Your objective: Read through the listing below and copy each line in which the word "placeholder" occurs.

Data excerpts:
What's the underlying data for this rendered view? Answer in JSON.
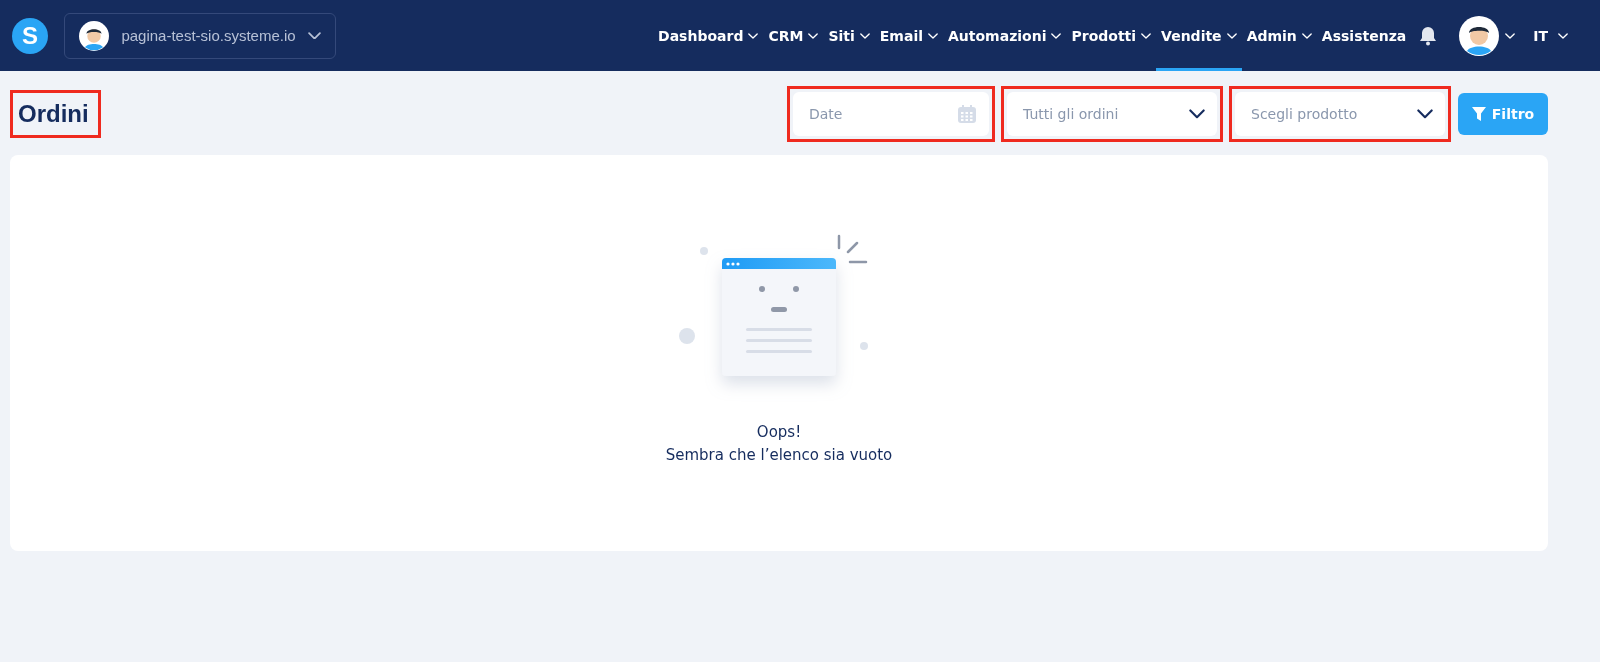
{
  "header": {
    "logo": "S",
    "site_selector": {
      "label": "pagina-test-sio.systeme.io"
    },
    "nav": [
      {
        "label": "Dashboard",
        "dropdown": true,
        "selected": false
      },
      {
        "label": "CRM",
        "dropdown": true,
        "selected": false
      },
      {
        "label": "Siti",
        "dropdown": true,
        "selected": false
      },
      {
        "label": "Email",
        "dropdown": true,
        "selected": false
      },
      {
        "label": "Automazioni",
        "dropdown": true,
        "selected": false
      },
      {
        "label": "Prodotti",
        "dropdown": true,
        "selected": false
      },
      {
        "label": "Vendite",
        "dropdown": true,
        "selected": true
      },
      {
        "label": "Admin",
        "dropdown": true,
        "selected": false
      },
      {
        "label": "Assistenza",
        "dropdown": false,
        "selected": false
      }
    ],
    "language": "IT"
  },
  "page": {
    "title": "Ordini",
    "title_highlighted": true,
    "filters": [
      {
        "kind": "date",
        "placeholder": "Date",
        "highlighted": true
      },
      {
        "kind": "select",
        "placeholder": "Tutti gli ordini",
        "highlighted": true
      },
      {
        "kind": "select",
        "placeholder": "Scegli prodotto",
        "highlighted": true
      }
    ],
    "filter_button": "Filtro"
  },
  "empty_state": {
    "title": "Oops!",
    "message": "Sembra che l’elenco sia vuoto"
  }
}
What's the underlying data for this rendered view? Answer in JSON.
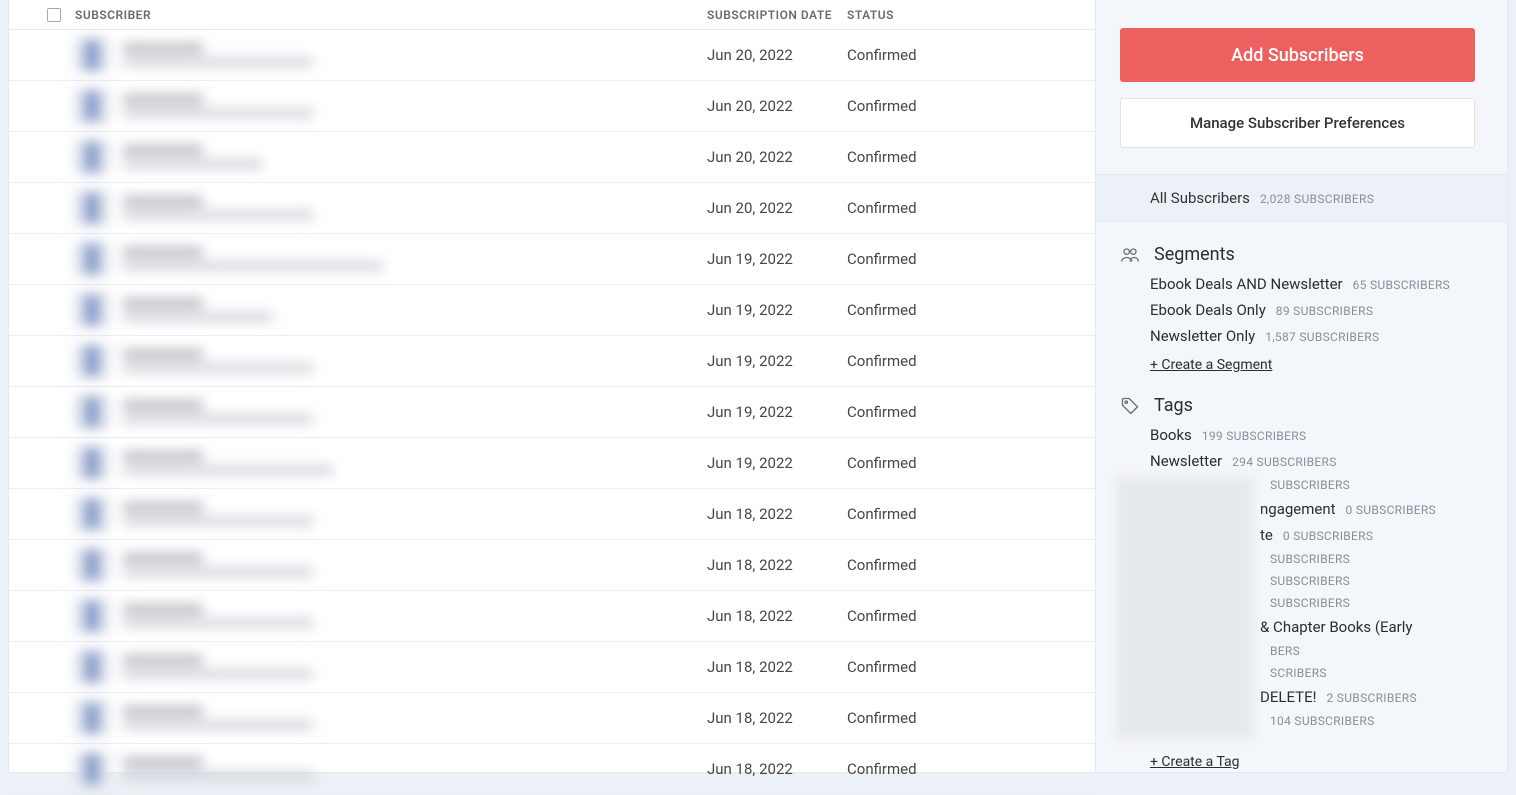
{
  "columns": {
    "subscriber": "SUBSCRIBER",
    "date": "SUBSCRIPTION DATE",
    "status": "STATUS"
  },
  "rows": [
    {
      "date": "Jun 20, 2022",
      "status": "Confirmed"
    },
    {
      "date": "Jun 20, 2022",
      "status": "Confirmed"
    },
    {
      "date": "Jun 20, 2022",
      "status": "Confirmed"
    },
    {
      "date": "Jun 20, 2022",
      "status": "Confirmed"
    },
    {
      "date": "Jun 19, 2022",
      "status": "Confirmed"
    },
    {
      "date": "Jun 19, 2022",
      "status": "Confirmed"
    },
    {
      "date": "Jun 19, 2022",
      "status": "Confirmed"
    },
    {
      "date": "Jun 19, 2022",
      "status": "Confirmed"
    },
    {
      "date": "Jun 19, 2022",
      "status": "Confirmed"
    },
    {
      "date": "Jun 18, 2022",
      "status": "Confirmed"
    },
    {
      "date": "Jun 18, 2022",
      "status": "Confirmed"
    },
    {
      "date": "Jun 18, 2022",
      "status": "Confirmed"
    },
    {
      "date": "Jun 18, 2022",
      "status": "Confirmed"
    },
    {
      "date": "Jun 18, 2022",
      "status": "Confirmed"
    },
    {
      "date": "Jun 18, 2022",
      "status": "Confirmed"
    }
  ],
  "sidebar": {
    "add_btn": "Add Subscribers",
    "manage_btn": "Manage Subscriber Preferences",
    "all_label": "All Subscribers",
    "all_count": "2,028 SUBSCRIBERS",
    "segments_title": "Segments",
    "segments": [
      {
        "label": "Ebook Deals AND Newsletter",
        "count": "65 SUBSCRIBERS"
      },
      {
        "label": "Ebook Deals Only",
        "count": "89 SUBSCRIBERS"
      },
      {
        "label": "Newsletter Only",
        "count": "1,587 SUBSCRIBERS"
      }
    ],
    "create_segment": "+ Create a Segment",
    "tags_title": "Tags",
    "tags": [
      {
        "label": "Books",
        "count": "199 SUBSCRIBERS"
      },
      {
        "label": "Newsletter",
        "count": "294 SUBSCRIBERS"
      },
      {
        "label": "",
        "count": "SUBSCRIBERS"
      },
      {
        "label": "ngagement",
        "count": "0 SUBSCRIBERS"
      },
      {
        "label": "te",
        "count": "0 SUBSCRIBERS"
      },
      {
        "label": "",
        "count": "SUBSCRIBERS"
      },
      {
        "label": "",
        "count": "SUBSCRIBERS"
      },
      {
        "label": "",
        "count": "SUBSCRIBERS"
      },
      {
        "label": "& Chapter Books (Early",
        "count": ""
      },
      {
        "label": "",
        "count": "BERS"
      },
      {
        "label": "",
        "count": "SCRIBERS"
      },
      {
        "label": "DELETE!",
        "count": "2 SUBSCRIBERS"
      },
      {
        "label": "",
        "count": "104 SUBSCRIBERS"
      }
    ],
    "create_tag": "+ Create a Tag"
  }
}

Exercise answer:
        "placeholder": "Date",
        "placeholder": "Tutti gli ordini",
        "placeholder": "Scegli prodotto",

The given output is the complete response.